In early 2012, Martensen and other executive employees were directed to attend a meeting with Koch and others at Koch’s “Bear Ranch” property near Aspen, Colorado.  The property is accessible only through a private road owned by Koch.  The meeting occurred at the end of March of 2012.

The visit to the ranch started out well enough.

The evening they arrived, they had dinner and spent the night.  The following day, the guests had breakfast, after which Koch invited them to tour “his nearby western town,” which was “a collection of approximately 50 buildings designed to replicate an authentic late-19th century western town.”

This was followed by a helicopter tour of the ranch and lunch in one of the “western town’s” meeting rooms.

After lunch, Martensen was escorted to a small room and interviewed “by two agents of Koch” for several hours.  During this interrogation, Martensen was accused of a “wide-ranging scheme” to defraud Koch “of millions of dollars.”

Afterward, Martensen was ordered into the back of an SUV, driven to the outskirts of the “western town,” and served with termination papers and a lawsuit – which Martensen claims was “designed to intimidate and silence [him] regarding his personal knowledge” of Koch and Oxbow’s illegal activities.

Hot Doc: Martensen v. Koch

Source: Thomson Reuters News & Insight – National Litigation

The SUV then returned to a cabin on the ranch.  Martensen was escorted inside and informed that “a sheriff is here to make sure you don’t wander off.”  From the window of the cabin, Martensen could see a marked police vehicle with a uniformed officer sitting inside.

Three hours later, Martensen was escorted to a small private airport in the Denver area over 200 miles away, despite requesting “to be driven to Aspen, which is 69.3 miles from Bear Ranch, because he had a scheduled flight from Aspen to San Francisco the next morning.”

After they arrived at the airport – at 2 a.m. – Martensen was then escorted onto a small, private plane manned by three agents of Koch, all of whom Martensen “believed to be armed.”

The plane arrived in Oakland, California at around 4 a.m., whereupon Martensen was told that there was a car waiting to take him to a nearby hotel.  He refused at this point and called a cab to come pick him up.  A cab arrived and Martensen left.

It turns out that the police officers were only at the ranch because they were told by the ranch manager that several employees were being fired, and that they wanted law enforcement there “in case things got out of control,” not because Martensen was under criminal investigation.

Martensen’s lawsuit, as you intentional tort buffs may have already guessed, is based on false imprisonment.

The actual lawsuit was filed in October of 2012.  Recently, though the court ruled on Koch’s Rule 12(b)(6) motion to dismiss for failure to state a claim.

The court dismissed (with leave to amend) Martensen’s § 1983 claim, since there was no allegation that the police officers were in on the scheme.

The other claims, of false imprisonment and civil conspiracy thereof, were upheld.

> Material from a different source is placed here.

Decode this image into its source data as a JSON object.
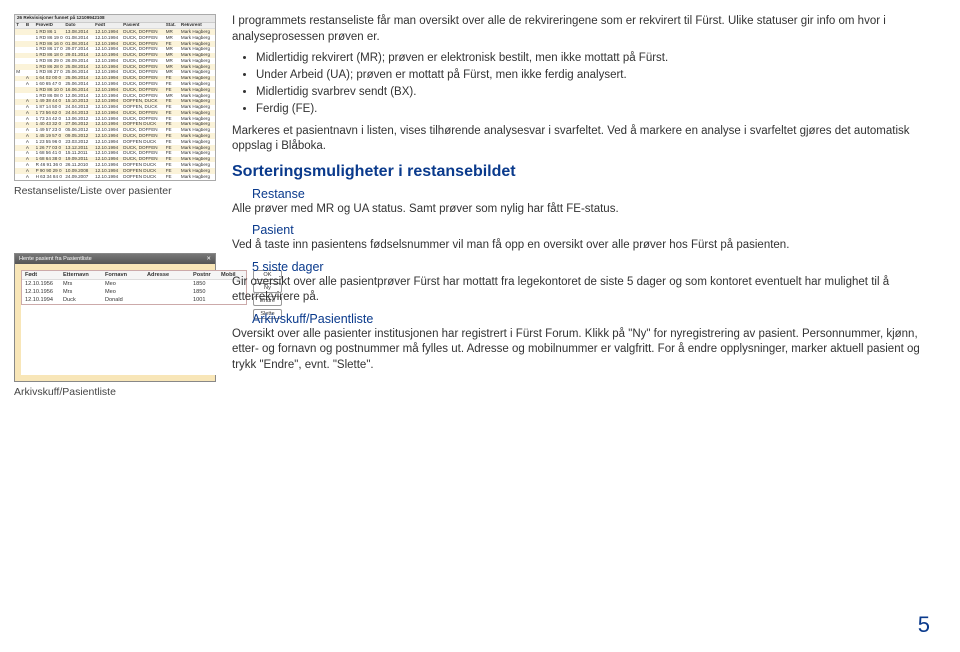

Koch’s main contention in arguing for their dismissal was that, during the alleged imprisonment, Martensen never “asked to leave, tried to leave, expressed fear of harm or was threatened with force.”

The court was unmoved by this argument, stating that Martensen did, in fact, ask to leave (when he asked to be taken to Aspen for his flight).  In addition, the court noted that Koch “does not explain how this implicit threat of arrest if [Martensen] were to attempt to ‘wander off’ fails to allege confinement.”

The court further noted the heavy seclusion of the ranch and the fact that Martensen believed some of his escorts to be armed.

So the case is likely to head into discovery now, although I wouldn’t bet that it will ever get to trial.  I seriously doubt that Bill Koch wants actual evidence to support claims that he was involved in the kidnapping of an executive who was contemplating whistleblowing over the company’s unlawful practices.

Either way, Martensen will always have a story to tell about one of the worst firings from a job ever.